_Work instruction:_
Report every line below that holds the word "Translation".

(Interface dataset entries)
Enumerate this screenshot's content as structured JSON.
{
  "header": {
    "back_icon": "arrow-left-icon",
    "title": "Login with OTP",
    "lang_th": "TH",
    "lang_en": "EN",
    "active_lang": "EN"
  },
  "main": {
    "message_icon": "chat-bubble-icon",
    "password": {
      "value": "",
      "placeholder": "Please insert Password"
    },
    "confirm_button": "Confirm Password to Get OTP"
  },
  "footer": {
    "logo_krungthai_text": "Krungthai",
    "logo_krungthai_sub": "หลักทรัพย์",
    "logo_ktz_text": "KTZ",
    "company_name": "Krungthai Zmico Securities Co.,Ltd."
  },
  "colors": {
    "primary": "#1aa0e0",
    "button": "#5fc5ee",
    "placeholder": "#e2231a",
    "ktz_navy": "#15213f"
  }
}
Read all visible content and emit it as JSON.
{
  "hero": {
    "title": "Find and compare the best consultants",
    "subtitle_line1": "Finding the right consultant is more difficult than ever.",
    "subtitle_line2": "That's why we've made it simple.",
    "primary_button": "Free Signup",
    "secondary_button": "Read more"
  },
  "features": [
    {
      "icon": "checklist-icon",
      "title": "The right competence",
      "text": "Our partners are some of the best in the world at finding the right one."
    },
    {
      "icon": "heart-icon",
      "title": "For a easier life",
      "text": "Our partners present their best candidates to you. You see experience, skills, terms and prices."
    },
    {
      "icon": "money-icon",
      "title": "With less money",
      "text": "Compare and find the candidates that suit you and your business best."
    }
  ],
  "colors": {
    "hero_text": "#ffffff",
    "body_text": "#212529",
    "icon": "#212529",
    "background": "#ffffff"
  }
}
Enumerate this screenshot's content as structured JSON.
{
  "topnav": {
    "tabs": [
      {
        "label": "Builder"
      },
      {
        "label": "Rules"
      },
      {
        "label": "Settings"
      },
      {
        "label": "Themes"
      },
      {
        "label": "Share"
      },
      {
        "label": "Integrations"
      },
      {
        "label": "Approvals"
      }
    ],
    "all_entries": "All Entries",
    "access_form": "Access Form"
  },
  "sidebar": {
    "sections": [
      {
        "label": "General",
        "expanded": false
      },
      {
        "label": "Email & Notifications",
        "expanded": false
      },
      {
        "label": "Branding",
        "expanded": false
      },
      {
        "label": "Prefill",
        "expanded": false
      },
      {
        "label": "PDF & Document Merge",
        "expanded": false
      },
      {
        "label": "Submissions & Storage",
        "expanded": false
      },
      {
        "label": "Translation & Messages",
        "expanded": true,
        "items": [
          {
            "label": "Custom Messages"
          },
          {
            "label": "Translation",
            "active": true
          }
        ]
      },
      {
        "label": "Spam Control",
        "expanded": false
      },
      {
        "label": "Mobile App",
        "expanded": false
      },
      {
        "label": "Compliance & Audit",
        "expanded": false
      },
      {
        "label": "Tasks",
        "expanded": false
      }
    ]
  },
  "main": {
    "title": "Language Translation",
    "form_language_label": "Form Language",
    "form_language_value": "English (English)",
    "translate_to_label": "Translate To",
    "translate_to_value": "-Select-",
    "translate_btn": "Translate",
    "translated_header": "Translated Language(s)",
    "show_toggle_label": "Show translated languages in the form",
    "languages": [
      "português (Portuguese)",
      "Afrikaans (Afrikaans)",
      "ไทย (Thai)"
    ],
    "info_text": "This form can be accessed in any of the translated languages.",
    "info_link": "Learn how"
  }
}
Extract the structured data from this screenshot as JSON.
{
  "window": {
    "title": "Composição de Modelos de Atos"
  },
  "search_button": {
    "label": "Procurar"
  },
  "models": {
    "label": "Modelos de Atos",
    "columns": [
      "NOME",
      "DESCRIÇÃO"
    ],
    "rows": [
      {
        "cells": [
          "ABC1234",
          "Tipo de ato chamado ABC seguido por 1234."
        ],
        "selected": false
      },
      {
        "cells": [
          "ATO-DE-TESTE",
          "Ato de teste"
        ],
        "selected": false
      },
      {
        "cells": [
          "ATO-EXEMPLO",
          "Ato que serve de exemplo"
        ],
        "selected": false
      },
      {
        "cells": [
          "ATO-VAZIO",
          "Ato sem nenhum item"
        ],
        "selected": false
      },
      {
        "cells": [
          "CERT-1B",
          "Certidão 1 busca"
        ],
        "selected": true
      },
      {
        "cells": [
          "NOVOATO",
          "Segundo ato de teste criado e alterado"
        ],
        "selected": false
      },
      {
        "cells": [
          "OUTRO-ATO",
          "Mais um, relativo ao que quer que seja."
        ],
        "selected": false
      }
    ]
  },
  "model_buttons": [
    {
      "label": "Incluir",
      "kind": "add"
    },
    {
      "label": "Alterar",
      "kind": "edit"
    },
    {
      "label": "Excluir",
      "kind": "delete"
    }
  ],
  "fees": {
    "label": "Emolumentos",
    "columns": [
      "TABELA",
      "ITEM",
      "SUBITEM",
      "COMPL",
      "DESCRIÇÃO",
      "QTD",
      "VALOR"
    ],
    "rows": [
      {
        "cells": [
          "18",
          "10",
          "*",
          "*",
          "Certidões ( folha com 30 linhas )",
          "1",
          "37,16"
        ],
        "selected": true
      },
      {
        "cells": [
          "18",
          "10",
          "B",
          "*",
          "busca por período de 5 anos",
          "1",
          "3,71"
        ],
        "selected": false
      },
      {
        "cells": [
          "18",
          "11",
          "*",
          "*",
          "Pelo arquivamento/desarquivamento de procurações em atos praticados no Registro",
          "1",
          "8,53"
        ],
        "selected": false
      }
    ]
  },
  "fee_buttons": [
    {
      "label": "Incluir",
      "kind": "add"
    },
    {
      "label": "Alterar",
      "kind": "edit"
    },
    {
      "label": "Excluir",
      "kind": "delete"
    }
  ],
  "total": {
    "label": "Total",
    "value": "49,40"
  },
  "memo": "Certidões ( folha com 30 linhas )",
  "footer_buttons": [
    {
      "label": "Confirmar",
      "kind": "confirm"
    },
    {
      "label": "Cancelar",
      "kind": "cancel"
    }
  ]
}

_Answer to the exercise:_
        "label": "Translation & Messages",
            "label": "Translation",
    "title": "Language Translation",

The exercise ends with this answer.